Ben Hobson is Investment Strategies Editor at Stockopedia.com. His background is in business analysis and journalism. Ben researches and writes regularly on investment strategy performance and screening ideas for Stockopedia.com. He is the author of several ebooks including "How to Make Money in Value Stocks" and "The Smart Money Playbook"

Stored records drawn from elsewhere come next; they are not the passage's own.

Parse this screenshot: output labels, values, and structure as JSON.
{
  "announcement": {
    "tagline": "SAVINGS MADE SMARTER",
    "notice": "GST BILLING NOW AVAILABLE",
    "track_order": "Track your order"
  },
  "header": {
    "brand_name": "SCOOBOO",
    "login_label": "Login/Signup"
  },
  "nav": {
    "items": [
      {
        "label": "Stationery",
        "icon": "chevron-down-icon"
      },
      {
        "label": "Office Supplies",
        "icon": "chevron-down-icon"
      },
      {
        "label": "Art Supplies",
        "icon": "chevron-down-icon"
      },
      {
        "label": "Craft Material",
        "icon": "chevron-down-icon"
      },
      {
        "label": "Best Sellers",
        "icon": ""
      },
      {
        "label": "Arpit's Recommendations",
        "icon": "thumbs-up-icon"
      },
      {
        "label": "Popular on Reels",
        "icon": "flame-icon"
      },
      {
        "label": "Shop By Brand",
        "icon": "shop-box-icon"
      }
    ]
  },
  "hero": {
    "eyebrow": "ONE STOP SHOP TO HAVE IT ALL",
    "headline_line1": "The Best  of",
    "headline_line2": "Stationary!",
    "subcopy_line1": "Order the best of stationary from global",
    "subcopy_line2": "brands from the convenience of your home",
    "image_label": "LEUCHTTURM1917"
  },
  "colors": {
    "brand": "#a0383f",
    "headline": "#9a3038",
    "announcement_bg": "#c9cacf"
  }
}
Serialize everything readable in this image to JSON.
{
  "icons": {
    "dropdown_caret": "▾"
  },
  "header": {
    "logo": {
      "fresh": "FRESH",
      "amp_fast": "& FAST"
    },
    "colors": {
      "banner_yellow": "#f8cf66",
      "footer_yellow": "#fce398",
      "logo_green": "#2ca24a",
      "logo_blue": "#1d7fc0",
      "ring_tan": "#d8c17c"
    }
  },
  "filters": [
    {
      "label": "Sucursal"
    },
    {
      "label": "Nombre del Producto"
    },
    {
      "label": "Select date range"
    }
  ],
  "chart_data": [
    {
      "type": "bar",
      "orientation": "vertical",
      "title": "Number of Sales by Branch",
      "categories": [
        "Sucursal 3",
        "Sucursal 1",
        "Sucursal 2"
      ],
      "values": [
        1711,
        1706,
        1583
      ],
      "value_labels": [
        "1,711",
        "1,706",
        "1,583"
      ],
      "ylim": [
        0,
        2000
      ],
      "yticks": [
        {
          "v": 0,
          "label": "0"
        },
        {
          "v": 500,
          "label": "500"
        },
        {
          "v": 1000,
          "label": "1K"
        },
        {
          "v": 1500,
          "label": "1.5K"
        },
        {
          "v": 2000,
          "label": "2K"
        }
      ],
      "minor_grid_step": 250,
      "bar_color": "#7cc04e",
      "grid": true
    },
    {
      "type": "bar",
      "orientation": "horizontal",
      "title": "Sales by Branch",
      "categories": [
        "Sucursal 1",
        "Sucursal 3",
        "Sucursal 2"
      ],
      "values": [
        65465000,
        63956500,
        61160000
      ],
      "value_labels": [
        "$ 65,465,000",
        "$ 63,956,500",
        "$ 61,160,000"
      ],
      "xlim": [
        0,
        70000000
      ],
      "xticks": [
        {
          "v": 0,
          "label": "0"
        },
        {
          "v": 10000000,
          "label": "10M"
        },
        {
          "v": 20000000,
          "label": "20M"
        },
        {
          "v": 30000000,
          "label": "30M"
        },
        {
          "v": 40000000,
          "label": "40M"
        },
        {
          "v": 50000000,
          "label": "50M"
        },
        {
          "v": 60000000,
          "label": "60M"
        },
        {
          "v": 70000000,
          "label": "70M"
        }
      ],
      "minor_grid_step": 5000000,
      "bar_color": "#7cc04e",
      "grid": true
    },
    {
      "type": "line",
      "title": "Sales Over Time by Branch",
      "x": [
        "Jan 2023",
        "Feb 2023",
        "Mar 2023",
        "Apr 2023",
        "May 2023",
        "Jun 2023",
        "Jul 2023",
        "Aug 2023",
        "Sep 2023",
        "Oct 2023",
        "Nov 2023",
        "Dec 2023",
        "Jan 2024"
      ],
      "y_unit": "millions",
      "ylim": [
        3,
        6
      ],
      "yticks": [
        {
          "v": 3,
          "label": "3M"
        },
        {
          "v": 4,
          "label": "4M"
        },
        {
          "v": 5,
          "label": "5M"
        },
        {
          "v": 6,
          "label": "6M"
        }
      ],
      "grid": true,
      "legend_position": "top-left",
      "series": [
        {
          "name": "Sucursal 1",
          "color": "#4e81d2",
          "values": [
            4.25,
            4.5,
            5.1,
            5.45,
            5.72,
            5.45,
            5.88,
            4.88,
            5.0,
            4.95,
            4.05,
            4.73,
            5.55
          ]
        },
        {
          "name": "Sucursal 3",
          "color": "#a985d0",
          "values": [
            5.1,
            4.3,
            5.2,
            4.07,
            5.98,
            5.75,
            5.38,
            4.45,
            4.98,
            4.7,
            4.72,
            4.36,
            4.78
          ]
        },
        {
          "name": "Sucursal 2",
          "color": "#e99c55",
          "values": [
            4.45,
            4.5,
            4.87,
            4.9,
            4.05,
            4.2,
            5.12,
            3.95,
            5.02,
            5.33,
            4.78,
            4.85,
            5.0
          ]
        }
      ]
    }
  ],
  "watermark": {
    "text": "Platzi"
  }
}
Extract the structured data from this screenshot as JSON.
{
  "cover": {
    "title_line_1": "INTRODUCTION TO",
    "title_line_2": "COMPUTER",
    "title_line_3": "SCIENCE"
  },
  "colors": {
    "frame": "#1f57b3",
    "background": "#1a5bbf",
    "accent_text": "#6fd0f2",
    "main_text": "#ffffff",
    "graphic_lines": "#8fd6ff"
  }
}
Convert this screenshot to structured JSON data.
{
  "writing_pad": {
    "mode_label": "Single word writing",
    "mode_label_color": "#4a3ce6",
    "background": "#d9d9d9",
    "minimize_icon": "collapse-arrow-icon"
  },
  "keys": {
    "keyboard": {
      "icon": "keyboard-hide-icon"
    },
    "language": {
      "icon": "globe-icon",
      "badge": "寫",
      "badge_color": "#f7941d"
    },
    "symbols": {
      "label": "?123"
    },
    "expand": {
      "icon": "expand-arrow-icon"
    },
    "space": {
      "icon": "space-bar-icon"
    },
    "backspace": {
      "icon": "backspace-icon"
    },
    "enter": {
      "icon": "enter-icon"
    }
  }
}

This article is for information and discussion purposes only and does not form a recommendation to invest or otherwise. The value of an investment may fall. The investments referred to in this article may not be suitable for all investors, and if in doubt, an investor should seek advice from a qualified investment adviser